_Data supplied_
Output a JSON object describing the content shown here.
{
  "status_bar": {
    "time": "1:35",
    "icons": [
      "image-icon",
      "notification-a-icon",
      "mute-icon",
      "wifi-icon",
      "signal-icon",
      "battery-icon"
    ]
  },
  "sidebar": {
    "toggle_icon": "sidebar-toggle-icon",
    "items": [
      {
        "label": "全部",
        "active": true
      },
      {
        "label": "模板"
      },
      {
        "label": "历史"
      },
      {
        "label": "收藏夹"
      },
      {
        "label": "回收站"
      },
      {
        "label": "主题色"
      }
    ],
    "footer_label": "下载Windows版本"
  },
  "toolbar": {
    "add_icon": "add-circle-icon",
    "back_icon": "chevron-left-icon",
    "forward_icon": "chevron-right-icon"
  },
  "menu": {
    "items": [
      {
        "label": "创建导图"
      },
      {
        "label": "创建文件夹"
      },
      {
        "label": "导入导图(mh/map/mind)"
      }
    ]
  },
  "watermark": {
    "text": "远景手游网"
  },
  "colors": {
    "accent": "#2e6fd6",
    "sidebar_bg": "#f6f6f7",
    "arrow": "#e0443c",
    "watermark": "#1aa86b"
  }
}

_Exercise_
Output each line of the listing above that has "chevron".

_Problem solution_
    "back_icon": "chevron-left-icon",
    "forward_icon": "chevron-right-icon"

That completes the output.